In winter as the water temperatures continues to drop and the lake turns, bass feed aggressively. Sensing that winter is close, and their metabolism will slow down bass prepare by feeding heavily on the big baits when the water temperature is in the 50s. This can be a great time to throw a soft plastic swim-bait. Concentrate in the 4- to 10-foot range near docks and remaining grass and broken mats. Under blue skies, a few days into a cold front fish deeper with a weighted swim-bait on the bottom like fishing a jig. Concentrate like a rock-pile or drop off by slowly crawling and hopping the bait across the structure. Baits like these by FishHouse Lures can quickly entice a cold water bite in winter.
A soft plastic worm worked very slowly can be one of the most effective winter bass fishing techniques. By simply allowing the worm to lie motionless on targeted structure or “dead sticking” the worm and then “shaking” the rod tip occasionally can prevail. This technique will often trigger a strike. Using a bait injected with a quality bass attracting such as Attack Pak has with the Juiced Up X10 formula can be rewarding during the cold winter months.
Bass jigs with crawfish trailer worked slowly across bottom structure and cover like rocks and wood can be a good tactic in winter. Cast the jig and allow it to settle a moment before starting your retrieve. Bass often grab the bait from the bottom. However, many strikes occur as the jig is on the fall. Fish the jig slowly, avoiding the temptation to retrieve the jigs quickly. Twitch and hop the bait along slowly, enticing the bass to take the bait.
These are more angler approved and tested methods for a cold water bass bite. Although winter fishing is somewhat limited there are many techniques suited for bass fishing in the cold water. Keep safety in mind when cold water fishing, dress in layers and always wear a PFD.
Fall Bass Tips for Fishing in KentuckyLearn More »
Fall Bass Tips for Fishing in Kentucky
Falling water, along with the fall turnover and cold fronts, are challenges in decoding fall bass fishing patterns. Learn how to do just that with these tips from the Kentucky Department of Fish and Wildlife.
Basic Jig Techniques for BassLearn More »
Basic Jig Techniques for Bass
The important lesson for fishing a jig is knowing what to do at the right time. Read all the bass fishing jig tips you need to know here!

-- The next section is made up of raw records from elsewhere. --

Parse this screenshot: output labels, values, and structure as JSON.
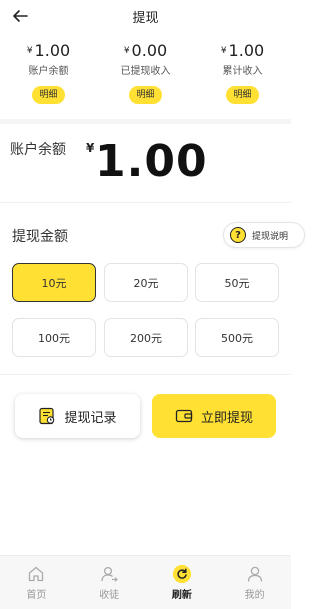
{
  "header": {
    "title": "提现"
  },
  "stats": [
    {
      "currency": "¥",
      "amount": "1.00",
      "label": "账户余额",
      "button": "明细"
    },
    {
      "currency": "¥",
      "amount": "0.00",
      "label": "已提现收入",
      "button": "明细"
    },
    {
      "currency": "¥",
      "amount": "1.00",
      "label": "累计收入",
      "button": "明细"
    }
  ],
  "balance": {
    "label": "账户余额",
    "currency": "¥",
    "value": "1.00"
  },
  "amount_section": {
    "label": "提现金额",
    "help": "提现说明",
    "help_icon": "?"
  },
  "options": [
    "10元",
    "20元",
    "50元",
    "100元",
    "200元",
    "500元"
  ],
  "selected_option_index": 0,
  "actions": {
    "record": "提现记录",
    "withdraw": "立即提现"
  },
  "tabbar": [
    {
      "label": "首页",
      "icon": "home-icon"
    },
    {
      "label": "收徒",
      "icon": "add-user-icon"
    },
    {
      "label": "刷新",
      "icon": "refresh-icon"
    },
    {
      "label": "我的",
      "icon": "profile-icon"
    }
  ],
  "active_tab_index": 2,
  "colors": {
    "accent": "#ffe033",
    "text": "#222222",
    "muted": "#999999"
  }
}
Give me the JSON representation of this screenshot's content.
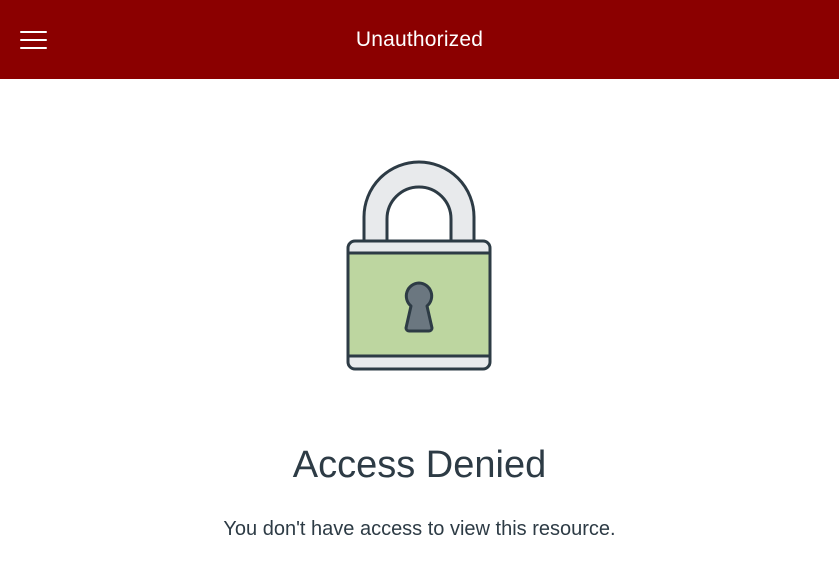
{
  "header": {
    "title": "Unauthorized",
    "menu_icon": "hamburger-menu-icon",
    "background_color": "#8b0000"
  },
  "main": {
    "illustration_icon": "padlock-icon",
    "heading": "Access Denied",
    "message": "You don't have access to view this resource."
  },
  "colors": {
    "lock_body": "#bdd6a0",
    "lock_shackle": "#e8eaec",
    "lock_outline": "#2d3b45",
    "keyhole": "#6b7780",
    "text": "#2d3b45"
  }
}
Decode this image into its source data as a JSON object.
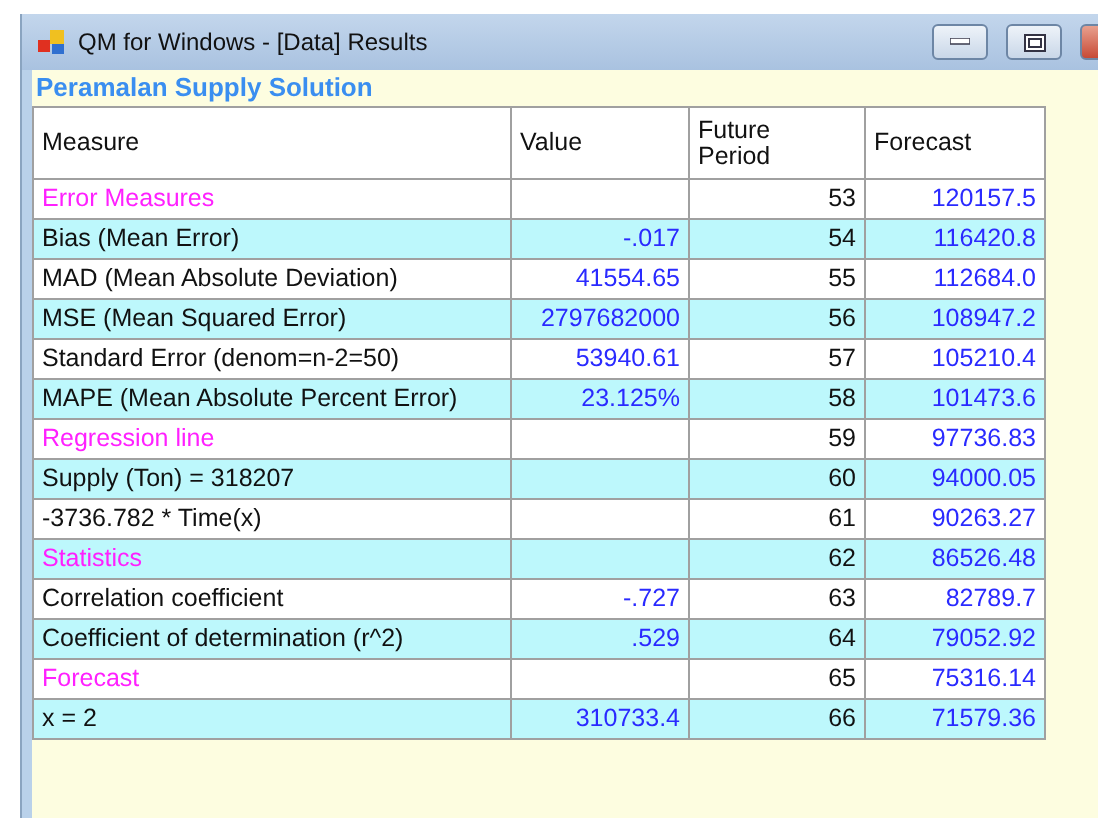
{
  "window": {
    "title": "QM for Windows - [Data] Results"
  },
  "heading": "Peramalan Supply Solution",
  "table": {
    "columns": [
      "Measure",
      "Value",
      "Future Period",
      "Forecast"
    ],
    "rows": [
      {
        "kind": "section",
        "measure": "Error Measures",
        "period": "53",
        "forecast": "120157.5"
      },
      {
        "kind": "item",
        "measure": "Bias (Mean Error)",
        "value": "-.017",
        "period": "54",
        "forecast": "116420.8"
      },
      {
        "kind": "item",
        "measure": "MAD (Mean Absolute Deviation)",
        "value": "41554.65",
        "period": "55",
        "forecast": "112684.0"
      },
      {
        "kind": "item",
        "measure": "MSE (Mean Squared Error)",
        "value": "2797682000",
        "period": "56",
        "forecast": "108947.2"
      },
      {
        "kind": "item",
        "measure": "Standard Error (denom=n-2=50)",
        "value": "53940.61",
        "period": "57",
        "forecast": "105210.4"
      },
      {
        "kind": "item",
        "measure": "MAPE (Mean Absolute Percent Error)",
        "value": "23.125%",
        "period": "58",
        "forecast": "101473.6"
      },
      {
        "kind": "section",
        "measure": "Regression line",
        "period": "59",
        "forecast": "97736.83"
      },
      {
        "kind": "item",
        "measure": "Supply (Ton) = 318207",
        "period": "60",
        "forecast": "94000.05"
      },
      {
        "kind": "item",
        "measure": "-3736.782 * Time(x)",
        "period": "61",
        "forecast": "90263.27"
      },
      {
        "kind": "section",
        "measure": "Statistics",
        "period": "62",
        "forecast": "86526.48"
      },
      {
        "kind": "item",
        "measure": "Correlation coefficient",
        "value": "-.727",
        "period": "63",
        "forecast": "82789.7"
      },
      {
        "kind": "item",
        "measure": "Coefficient of determination (r^2)",
        "value": ".529",
        "period": "64",
        "forecast": "79052.92"
      },
      {
        "kind": "section",
        "measure": "Forecast",
        "period": "65",
        "forecast": "75316.14"
      },
      {
        "kind": "item",
        "measure": "x = 2",
        "value": "310733.4",
        "period": "66",
        "forecast": "71579.36"
      }
    ]
  }
}
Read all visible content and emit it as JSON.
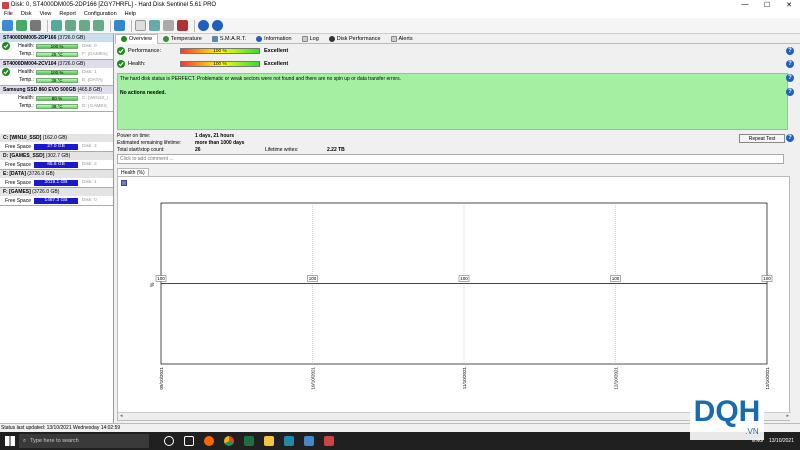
{
  "window": {
    "title": "Disk: 0, ST4000DM005-2DP166 [ZGY7HRFL]  -  Hard Disk Sentinel 5.61 PRO",
    "minimize": "—",
    "maximize": "☐",
    "close": "✕"
  },
  "menu": [
    "File",
    "Disk",
    "View",
    "Report",
    "Configuration",
    "Help"
  ],
  "disks": [
    {
      "name": "ST4000DM005-2DP166",
      "size": "(3726.0 GB)",
      "health": "100 %",
      "temp": "25 °C",
      "extra1": "Disk: 0",
      "extra2": "F: [GAMES]",
      "selected": true
    },
    {
      "name": "ST4000DM004-2CV104",
      "size": "(3726.0 GB)",
      "health": "100 %",
      "temp": "39 °C",
      "extra1": "Disk: 1",
      "extra2": "E: [DATA]",
      "selected": false
    },
    {
      "name": "Samsung SSD 860 EVO 500GB",
      "size": "(465.8 GB)",
      "health": "80 %",
      "temp": "38 °C",
      "extra1": "C: [WIN10_SS",
      "extra2": "D: [GAMES_S",
      "selected": false
    }
  ],
  "labels": {
    "health": "Health:",
    "temp": "Temp.:",
    "free_space": "Free Space"
  },
  "volumes": [
    {
      "name": "C: [WIN10_SSD]",
      "size": "(162.0 GB)",
      "free": "27.0 GB",
      "disk": "Disk: 2"
    },
    {
      "name": "D: [GAMES_SSD]",
      "size": "(302.7 GB)",
      "free": "85.6 GB",
      "disk": "Disk: 2"
    },
    {
      "name": "E: [DATA]",
      "size": "(3726.0 GB)",
      "free": "2019.1 GB",
      "disk": "Disk: 1"
    },
    {
      "name": "F: [GAMES]",
      "size": "(3726.0 GB)",
      "free": "1487.3 GB",
      "disk": "Disk: 0"
    }
  ],
  "tabs": [
    "Overview",
    "Temperature",
    "S.M.A.R.T.",
    "Information",
    "Log",
    "Disk Performance",
    "Alerts"
  ],
  "overview": {
    "performance_label": "Performance:",
    "performance_value": "100 %",
    "performance_status": "Excellent",
    "health_label": "Health:",
    "health_value": "100 %",
    "health_status": "Excellent",
    "status_text": "The hard disk status is PERFECT. Problematic or weak sectors were not found and there are no spin up or data transfer errors.",
    "action_text": "No actions needed.",
    "power_on_label": "Power on time:",
    "power_on_value": "1 days, 21 hours",
    "lifetime_label": "Estimated remaining lifetime:",
    "lifetime_value": "more than 1000 days",
    "startstop_label": "Total start/stop count:",
    "startstop_value": "26",
    "writes_label": "Lifetime writes:",
    "writes_value": "2.22 TB",
    "repeat_button": "Repeat Test",
    "comment_placeholder": "Click to add comment ...",
    "health_tab": "Health (%)"
  },
  "chart_data": {
    "type": "line",
    "x": [
      "09/10/2021",
      "10/10/2021",
      "11/10/2021",
      "12/10/2021",
      "13/10/2021"
    ],
    "series": [
      {
        "values": [
          100,
          100,
          100,
          100,
          100
        ]
      }
    ],
    "ylabel": "%",
    "color": "#3333cc"
  },
  "statusbar": "Status last updated: 13/10/2021 Wednesday 14:02:59",
  "taskbar": {
    "search_placeholder": "Type here to search",
    "lang": "ENG",
    "time": "",
    "date": "13/10/2021"
  },
  "logo": {
    "main": "DQH",
    "sub": ".VN"
  }
}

Bassin’ After SunsetLearn More »
Bassin’ After Sunset
Bass fishing at night is a favorite summer technique, not only to escape the heat and boat traffic, but also because it’s the best time to catch big bass.